ELLIS: There are many. I will mention a few who have made a strong impact on my growth and direction. Mrs. Anna Torregano, was my teacher at Alfred Lawless Junior High School. Richard Thomas, a great artist, mentored other young artists in New Orleans. Dr. Margaret Burroughs and Dr. Samella Lewis, both established cultural centers and African American museums. Arthello Beck Jr., a dedicated painter that captured the history and lifestyle of African Americans, particularly in the South. I was awfully close to Mrs. Anna Torregano and Arthello Beck Jr.  I met Richard Thomas and Samella Lewis and I personally exhibited with Dr. Burroughs at Gallery Guichard in Chicago, IL. The remaining three artists are Dr. John Biggers, Jacob Lawrence, and Henry O. Tanner, each was extremely committed to the preservation of history and artistic expression, activism, and excellence.

HOLLIS: How did Covid-19 affect your creative process and art?

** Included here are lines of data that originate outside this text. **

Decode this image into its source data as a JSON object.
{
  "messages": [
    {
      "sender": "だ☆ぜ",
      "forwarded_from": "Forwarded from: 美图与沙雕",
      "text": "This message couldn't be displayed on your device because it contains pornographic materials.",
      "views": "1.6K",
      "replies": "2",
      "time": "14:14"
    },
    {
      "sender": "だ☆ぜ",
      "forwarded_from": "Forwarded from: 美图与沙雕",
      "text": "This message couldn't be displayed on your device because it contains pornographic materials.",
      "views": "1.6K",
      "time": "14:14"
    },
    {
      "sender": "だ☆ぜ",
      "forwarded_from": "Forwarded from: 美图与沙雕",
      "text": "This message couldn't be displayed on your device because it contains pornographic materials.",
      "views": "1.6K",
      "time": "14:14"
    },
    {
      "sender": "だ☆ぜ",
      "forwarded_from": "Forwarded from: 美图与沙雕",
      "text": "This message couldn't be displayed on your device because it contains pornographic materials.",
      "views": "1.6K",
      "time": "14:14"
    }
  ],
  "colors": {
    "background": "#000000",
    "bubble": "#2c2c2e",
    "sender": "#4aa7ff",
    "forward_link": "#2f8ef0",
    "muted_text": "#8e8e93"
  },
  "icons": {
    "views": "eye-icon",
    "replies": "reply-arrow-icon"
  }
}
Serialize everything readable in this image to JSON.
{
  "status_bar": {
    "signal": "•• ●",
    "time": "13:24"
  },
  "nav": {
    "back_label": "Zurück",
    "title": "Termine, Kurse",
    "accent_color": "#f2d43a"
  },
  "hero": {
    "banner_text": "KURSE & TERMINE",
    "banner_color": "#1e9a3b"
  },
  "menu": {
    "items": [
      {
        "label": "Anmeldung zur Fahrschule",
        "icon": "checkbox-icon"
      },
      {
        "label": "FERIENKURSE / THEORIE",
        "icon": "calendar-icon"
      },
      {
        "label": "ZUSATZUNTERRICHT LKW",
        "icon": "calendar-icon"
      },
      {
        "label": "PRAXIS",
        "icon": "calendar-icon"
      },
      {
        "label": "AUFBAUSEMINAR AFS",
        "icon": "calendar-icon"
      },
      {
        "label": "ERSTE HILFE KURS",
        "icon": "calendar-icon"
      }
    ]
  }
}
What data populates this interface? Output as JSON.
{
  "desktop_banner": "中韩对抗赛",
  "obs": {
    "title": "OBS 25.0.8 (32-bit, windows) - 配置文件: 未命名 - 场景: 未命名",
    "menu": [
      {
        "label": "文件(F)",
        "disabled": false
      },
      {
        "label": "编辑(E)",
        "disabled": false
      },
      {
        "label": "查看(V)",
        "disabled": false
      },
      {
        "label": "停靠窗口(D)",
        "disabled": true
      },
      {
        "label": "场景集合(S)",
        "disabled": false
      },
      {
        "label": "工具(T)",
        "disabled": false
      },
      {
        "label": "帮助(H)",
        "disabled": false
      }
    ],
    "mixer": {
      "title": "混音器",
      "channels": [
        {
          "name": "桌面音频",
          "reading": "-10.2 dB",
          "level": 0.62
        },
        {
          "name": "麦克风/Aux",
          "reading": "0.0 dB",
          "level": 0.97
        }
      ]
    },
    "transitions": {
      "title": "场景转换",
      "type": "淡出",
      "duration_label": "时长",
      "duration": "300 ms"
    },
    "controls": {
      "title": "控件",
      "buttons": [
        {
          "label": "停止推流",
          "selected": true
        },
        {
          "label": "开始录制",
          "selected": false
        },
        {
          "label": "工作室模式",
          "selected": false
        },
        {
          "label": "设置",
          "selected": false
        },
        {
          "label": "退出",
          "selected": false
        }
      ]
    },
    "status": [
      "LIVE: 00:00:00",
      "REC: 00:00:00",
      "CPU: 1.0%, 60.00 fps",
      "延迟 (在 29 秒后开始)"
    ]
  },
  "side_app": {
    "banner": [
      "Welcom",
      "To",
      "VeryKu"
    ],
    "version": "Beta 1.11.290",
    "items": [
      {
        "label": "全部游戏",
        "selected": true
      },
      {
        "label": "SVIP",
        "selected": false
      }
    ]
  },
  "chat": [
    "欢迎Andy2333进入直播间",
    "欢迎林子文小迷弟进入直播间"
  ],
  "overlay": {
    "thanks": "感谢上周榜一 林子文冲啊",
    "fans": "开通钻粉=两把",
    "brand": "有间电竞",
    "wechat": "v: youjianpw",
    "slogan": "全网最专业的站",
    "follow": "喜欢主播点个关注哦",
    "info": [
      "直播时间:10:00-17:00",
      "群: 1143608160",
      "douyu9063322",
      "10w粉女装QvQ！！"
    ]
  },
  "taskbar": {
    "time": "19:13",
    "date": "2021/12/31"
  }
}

ELLIS: I was impacted with a feeling of isolation and confinement. As an artist, I’m familiar with working in a closed environment. My home has always been my trusted space, and now I just spend more meaningful time with my family. We talk more, conversations about the multiple pandemics of health, race, and economics.  I then begin to start painting, speaking through my art.

HOLLIS: With all the civil and social unrest, how do you see the future of society in America? 

ELLIS: Yes, change comes with action. People of all colors and ethnicities are uniting with one voice for a common purpose and action and that is to end police brutality, police murdering of African Americans, mass incarceration, racial policies and laws that have continually discriminated and disadvantaged African Americans and people of color from having a quality of life that others in a country that is supposed to be offered in the land of opportunity. Americans must stand up together and demand justice for all, and put an end to racism. So that dreams of equality are fulfilled and that there is no threat of law enforcement choking the life out of people of color in broad daylight on the streets and avenues of America. When that change happens, it will be better for all.

HOLLIS: What kind of advice would you give to young aspiring artists?

ELLIS: Let your passion ignite your creativity, as well as joy. Define what your goals are and create a plan for your vision and mission as an artist. Be purposed about your art. Hold fast to your dream, and do not be afraid. Do the work and enjoy the journey. Make your life rewarding and share it with the world!!!